Residents welcome Commissioners’ stand on public inquiry
Residents have welcomed the tough stand taken by the Planning Appeals Commission which has halted the public inquiry into the proposed runway extension at George Best Belfast City Airport.
In a highly unusual move, the Commission has refused to go any further with the inquiry until the Department of the Environment obtains more robust and complete noise-related environmental data from the airport.
The Department’s Planning Service had suggested the airport could submit further information once the inquiry hearings were underway, but the Commission has refused to accept this proposal, making it clear this could give rise to an undue delay as in the Sprucefield public inquiry.
Reacting to the news, Dr Liz Fawcett, Chair of the Belfast City Airport Watch Steering Group, said:

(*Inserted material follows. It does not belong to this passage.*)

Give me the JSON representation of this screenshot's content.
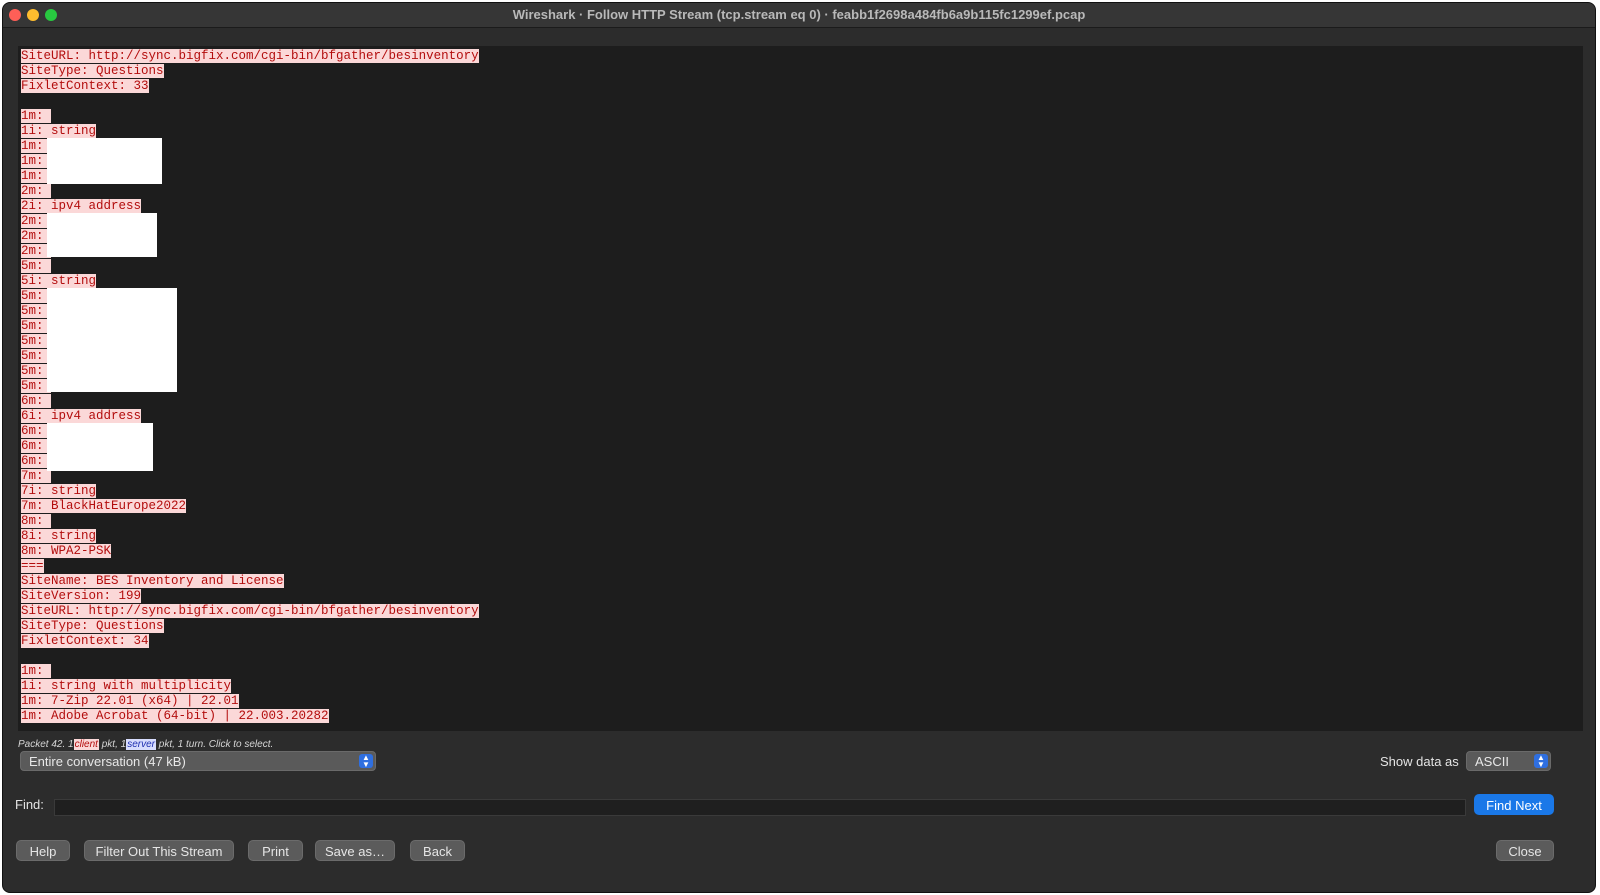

“We are really glad that the Commission has stood its ground against a shameful proposal by the Planning Service which would have given a really unfair advantage to the airport.
“Had the airport been allowed to submit further information at the last minute, residents and other objectors would have had scant time to scrutinise it properly and we would have been at a real disadvantage.
“We’re also glad that the Commission has seen the patent flaws in the noise data submitted to date by the airport – information which was heavily criticised by the Civil Aviation Authority in a report commissioned and initially suppressed by the Planning Service.”
The detailed Civil Aviation Authority (CAA) report was heavily critical of vital noise information submitted by the airport in support of its plan. In its report, the CAA, which is the UK’s official aviation regulator:
took the airport to task for failing to provide sufficient detail on its future air traffic forecasts in stark contrast to other UK airports making similar planning applications
concluded that the methodology used to calculate the likely additional noise impact resulting from a runway extension was misleading and had seriously underestimated the potential scale of the problem
highlighted the fact that, if the runway extension went ahead, there would be little to prevent huge aeroplanes, such as A310 Airbuses and Boeing 757s, from using the airport
criticised the airport for assuming it would be flouting the current official cap on its passenger numbers by nearly one million more passengers than is actually permitted under the airport’s existing planning agreement with the Planning Service
The Department of the Environment and the Planning Service initially resisted requests to publish the CAA’s report, which was completed in November 2009, on the basis that it was an ‘internal’ document. Its damning contents eventually came to light in March this year.
Belfast City Airport Watch opposes the runway extension proposal because an extended runway would enable planes to carry larger loads of passengers and fuel, leading to heavier aircraft and greater levels of noise. The proposal would also enable the airport to greatly expand its operations.
Both these points were supported by the CAA report which states that, in terms of the proposed runway length alone, it would be possible to operate larger aircraft from the extended runway, possibly with some adaptations to ground infrastructure.
In its letter to the Planning Service informing it of its decision to delay the inquiry, the Commission also refers to the need for fuller information on comments received from objectors and supporters to the airport’s application. In a response to a Freedom of Information request by BCAW, the Planning Service recently revealed that 2,209 of the 2,242 “letters of support” it received with regard to the application were actually postcards.